→ WHAT TO DO: Each record below needs to be written out exactly as it appears.

[[ EXTRACTED RECORDS, beginning ]]

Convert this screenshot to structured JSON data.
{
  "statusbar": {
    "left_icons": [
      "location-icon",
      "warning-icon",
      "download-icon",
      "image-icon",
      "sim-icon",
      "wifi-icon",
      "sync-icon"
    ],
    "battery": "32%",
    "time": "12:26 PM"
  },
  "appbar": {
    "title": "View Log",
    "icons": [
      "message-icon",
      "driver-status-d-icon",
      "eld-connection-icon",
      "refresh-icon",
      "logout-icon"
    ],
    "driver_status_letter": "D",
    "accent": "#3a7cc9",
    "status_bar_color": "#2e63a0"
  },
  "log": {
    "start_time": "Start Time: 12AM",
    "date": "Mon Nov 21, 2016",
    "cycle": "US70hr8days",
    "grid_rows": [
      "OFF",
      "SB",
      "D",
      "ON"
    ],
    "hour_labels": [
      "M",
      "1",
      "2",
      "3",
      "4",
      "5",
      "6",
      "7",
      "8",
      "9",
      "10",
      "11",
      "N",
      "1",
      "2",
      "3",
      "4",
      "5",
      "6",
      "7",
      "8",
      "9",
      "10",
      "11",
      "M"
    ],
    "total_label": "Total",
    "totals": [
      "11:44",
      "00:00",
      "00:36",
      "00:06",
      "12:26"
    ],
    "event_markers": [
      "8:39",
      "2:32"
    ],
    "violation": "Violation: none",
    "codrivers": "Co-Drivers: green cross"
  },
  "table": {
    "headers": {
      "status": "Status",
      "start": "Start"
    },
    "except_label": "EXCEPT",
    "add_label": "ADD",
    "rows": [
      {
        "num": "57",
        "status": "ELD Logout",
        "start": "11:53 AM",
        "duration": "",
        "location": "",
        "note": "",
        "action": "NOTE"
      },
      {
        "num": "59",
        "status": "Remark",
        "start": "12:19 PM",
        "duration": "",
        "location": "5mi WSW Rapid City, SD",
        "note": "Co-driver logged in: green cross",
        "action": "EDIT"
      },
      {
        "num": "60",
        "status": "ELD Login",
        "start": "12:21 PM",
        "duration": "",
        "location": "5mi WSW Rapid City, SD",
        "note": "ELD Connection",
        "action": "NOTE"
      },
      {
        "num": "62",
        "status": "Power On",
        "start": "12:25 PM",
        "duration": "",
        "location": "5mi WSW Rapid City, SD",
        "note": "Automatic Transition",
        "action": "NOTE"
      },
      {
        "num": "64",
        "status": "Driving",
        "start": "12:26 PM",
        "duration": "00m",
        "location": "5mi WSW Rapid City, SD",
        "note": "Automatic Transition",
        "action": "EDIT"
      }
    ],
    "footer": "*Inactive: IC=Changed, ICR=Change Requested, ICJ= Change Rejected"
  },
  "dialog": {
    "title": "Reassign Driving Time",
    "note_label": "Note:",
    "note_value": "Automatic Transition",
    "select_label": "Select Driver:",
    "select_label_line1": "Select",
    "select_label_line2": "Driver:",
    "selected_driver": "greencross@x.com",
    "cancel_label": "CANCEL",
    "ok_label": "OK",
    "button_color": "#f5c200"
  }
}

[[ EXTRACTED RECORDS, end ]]

→ REPLY TO THE EXERCISE:
Convert this screenshot to structured JSON data.
{
  "statusbar": {
    "left_icons": [
      "location-icon",
      "warning-icon",
      "download-icon",
      "image-icon",
      "sim-icon",
      "wifi-icon",
      "sync-icon"
    ],
    "battery": "32%",
    "time": "12:26 PM"
  },
  "appbar": {
    "title": "View Log",
    "icons": [
      "message-icon",
      "driver-status-d-icon",
      "eld-connection-icon",
      "refresh-icon",
      "logout-icon"
    ],
    "driver_status_letter": "D",
    "accent": "#3a7cc9",
    "status_bar_color": "#2e63a0"
  },
  "log": {
    "start_time": "Start Time: 12AM",
    "date": "Mon Nov 21, 2016",
    "cycle": "US70hr8days",
    "grid_rows": [
      "OFF",
      "SB",
      "D",
      "ON"
    ],
    "hour_labels": [
      "M",
      "1",
      "2",
      "3",
      "4",
      "5",
      "6",
      "7",
      "8",
      "9",
      "10",
      "11",
      "N",
      "1",
      "2",
      "3",
      "4",
      "5",
      "6",
      "7",
      "8",
      "9",
      "10",
      "11",
      "M"
    ],
    "total_label": "Total",
    "totals": [
      "11:44",
      "00:00",
      "00:36",
      "00:06",
      "12:26"
    ],
    "event_markers": [
      "8:39",
      "2:32"
    ],
    "violation": "Violation: none",
    "codrivers": "Co-Drivers: green cross"
  },
  "table": {
    "headers": {
      "status": "Status",
      "start": "Start"
    },
    "except_label": "EXCEPT",
    "add_label": "ADD",
    "rows": [
      {
        "num": "57",
        "status": "ELD Logout",
        "start": "11:53 AM",
        "duration": "",
        "location": "",
        "note": "",
        "action": "NOTE"
      },
      {
        "num": "59",
        "status": "Remark",
        "start": "12:19 PM",
        "duration": "",
        "location": "5mi WSW Rapid City, SD",
        "note": "Co-driver logged in: green cross",
        "action": "EDIT"
      },
      {
        "num": "60",
        "status": "ELD Login",
        "start": "12:21 PM",
        "duration": "",
        "location": "5mi WSW Rapid City, SD",
        "note": "ELD Connection",
        "action": "NOTE"
      },
      {
        "num": "62",
        "status": "Power On",
        "start": "12:25 PM",
        "duration": "",
        "location": "5mi WSW Rapid City, SD",
        "note": "Automatic Transition",
        "action": "NOTE"
      },
      {
        "num": "64",
        "status": "Driving",
        "start": "12:26 PM",
        "duration": "00m",
        "location": "5mi WSW Rapid City, SD",
        "note": "Automatic Transition",
        "action": "EDIT"
      }
    ],
    "footer": "*Inactive: IC=Changed, ICR=Change Requested, ICJ= Change Rejected"
  },
  "dialog": {
    "title": "Reassign Driving Time",
    "note_label": "Note:",
    "note_value": "Automatic Transition",
    "select_label": "Select Driver:",
    "select_label_line1": "Select",
    "select_label_line2": "Driver:",
    "selected_driver": "greencross@x.com",
    "cancel_label": "CANCEL",
    "ok_label": "OK",
    "button_color": "#f5c200"
  }
}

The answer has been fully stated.